It’s been nearly two months since we launched registration for Kansas.com users and for the most part, it’s gone very smoothly. When I last checked in with our senior editor/interactive, Nick Jungman, a few days ago, we had about 9,700 registered users, growing by about 150 per day. We don’t ask users to register unless they hit a threshold of visiting about 40 pages over a few days.
One of the best user benefits of registration is access to some very useful e-mail alerts we send daily, including morning and afternoon headlines. The information you give us helps us learn more about who uses our Web site so we can improve it, and it helps our advertisers understand the audiences they’re trying to reach. We don’t ask for extensive personal information — as Nick pointed out to one Web user, the registration form we use does not gather enough information from you to allow us to mail you a postcard.
Most online users register when asked and move on. Some, though, have been downright angry. I got one email from a reader who was irate at the idea that we’d ask him to register to access our site, and he also found the advertising on the site irritating.
With Kansas.com, we offer readers, for free, a service that is very expensive to provide — round-the-clock news. In addition, the Web gives us the opportunity to offer far more news content than the printed paper (especially multimedia such as photos and video), discussion boards and interactive conversation on ever-increasing levels, and rapidly growing opportunities for advertisers to reach the exact people they want to reach with their messages, and in unique ways.
It’s a phenomenal public square for news users, communities, journalists and advertisers.
The reason we can make this available at no cost to users is because advertisers support the Web site and printed paper.
I’m often asked whether I believe that one day people will have to pay to access news Web sites. I just don’t see it happening. The business model is still evolving, but I believe the advertising will have to pay for free access to news. Users expect it.
In the morning, I still want to hold the paper in my hands, drink coffee, and read the news. Millions of readers feel the same way. Many others don’t, and a computer screen is preferable to them.
I don’t think it’s unreasonable to ask users to give us a half-dozen or so pieces of demographic information to access that free news. Our aim is to improve our Web site constantly, both in content and experience, and your feedback — including the information you give us by registering — helps us do that.

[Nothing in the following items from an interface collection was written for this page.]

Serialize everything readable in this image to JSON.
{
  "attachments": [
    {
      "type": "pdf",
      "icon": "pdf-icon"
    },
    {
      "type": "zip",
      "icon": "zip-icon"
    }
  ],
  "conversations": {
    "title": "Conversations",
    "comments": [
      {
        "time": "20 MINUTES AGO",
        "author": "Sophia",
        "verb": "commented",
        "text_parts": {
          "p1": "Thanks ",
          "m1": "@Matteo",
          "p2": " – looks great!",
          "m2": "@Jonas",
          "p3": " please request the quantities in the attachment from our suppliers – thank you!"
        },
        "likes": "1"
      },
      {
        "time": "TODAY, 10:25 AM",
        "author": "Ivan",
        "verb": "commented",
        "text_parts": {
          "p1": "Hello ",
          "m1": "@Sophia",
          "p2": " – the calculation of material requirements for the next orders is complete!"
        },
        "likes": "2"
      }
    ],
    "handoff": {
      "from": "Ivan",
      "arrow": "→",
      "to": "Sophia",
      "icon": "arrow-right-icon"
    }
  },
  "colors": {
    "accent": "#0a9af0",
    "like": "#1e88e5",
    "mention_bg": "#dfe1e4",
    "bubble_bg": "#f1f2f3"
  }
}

I doubt Westar is going to give me my electricity for free, or Cox is going to decide to quit billing me for my Internet service. You, either. But we can provide news for free on the Web. Taking two or three minutes to register seems like a sweet deal to me.